▶ [Aim of the task]
Every record must be retyped exactly as it reads.

:::::

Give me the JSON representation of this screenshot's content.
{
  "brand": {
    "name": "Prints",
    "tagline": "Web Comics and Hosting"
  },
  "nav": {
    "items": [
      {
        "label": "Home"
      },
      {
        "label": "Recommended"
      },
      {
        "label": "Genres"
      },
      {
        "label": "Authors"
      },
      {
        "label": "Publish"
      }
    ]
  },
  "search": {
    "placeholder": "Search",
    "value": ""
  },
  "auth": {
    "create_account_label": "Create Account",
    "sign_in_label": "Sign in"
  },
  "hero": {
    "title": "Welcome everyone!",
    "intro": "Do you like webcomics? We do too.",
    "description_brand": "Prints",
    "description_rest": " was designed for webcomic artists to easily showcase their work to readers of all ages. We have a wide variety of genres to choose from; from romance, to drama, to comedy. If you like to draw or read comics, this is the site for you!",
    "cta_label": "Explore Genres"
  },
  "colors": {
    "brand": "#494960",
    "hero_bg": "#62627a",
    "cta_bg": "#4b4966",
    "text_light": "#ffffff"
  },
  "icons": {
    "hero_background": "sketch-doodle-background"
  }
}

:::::

▶ [Answer to the exercise]
Give me the JSON representation of this screenshot's content.
{
  "brand": {
    "name": "Prints",
    "tagline": "Web Comics and Hosting"
  },
  "nav": {
    "items": [
      {
        "label": "Home"
      },
      {
        "label": "Recommended"
      },
      {
        "label": "Genres"
      },
      {
        "label": "Authors"
      },
      {
        "label": "Publish"
      }
    ]
  },
  "search": {
    "placeholder": "Search",
    "value": ""
  },
  "auth": {
    "create_account_label": "Create Account",
    "sign_in_label": "Sign in"
  },
  "hero": {
    "title": "Welcome everyone!",
    "intro": "Do you like webcomics? We do too.",
    "description_brand": "Prints",
    "description_rest": " was designed for webcomic artists to easily showcase their work to readers of all ages. We have a wide variety of genres to choose from; from romance, to drama, to comedy. If you like to draw or read comics, this is the site for you!",
    "cta_label": "Explore Genres"
  },
  "colors": {
    "brand": "#494960",
    "hero_bg": "#62627a",
    "cta_bg": "#4b4966",
    "text_light": "#ffffff"
  },
  "icons": {
    "hero_background": "sketch-doodle-background"
  }
}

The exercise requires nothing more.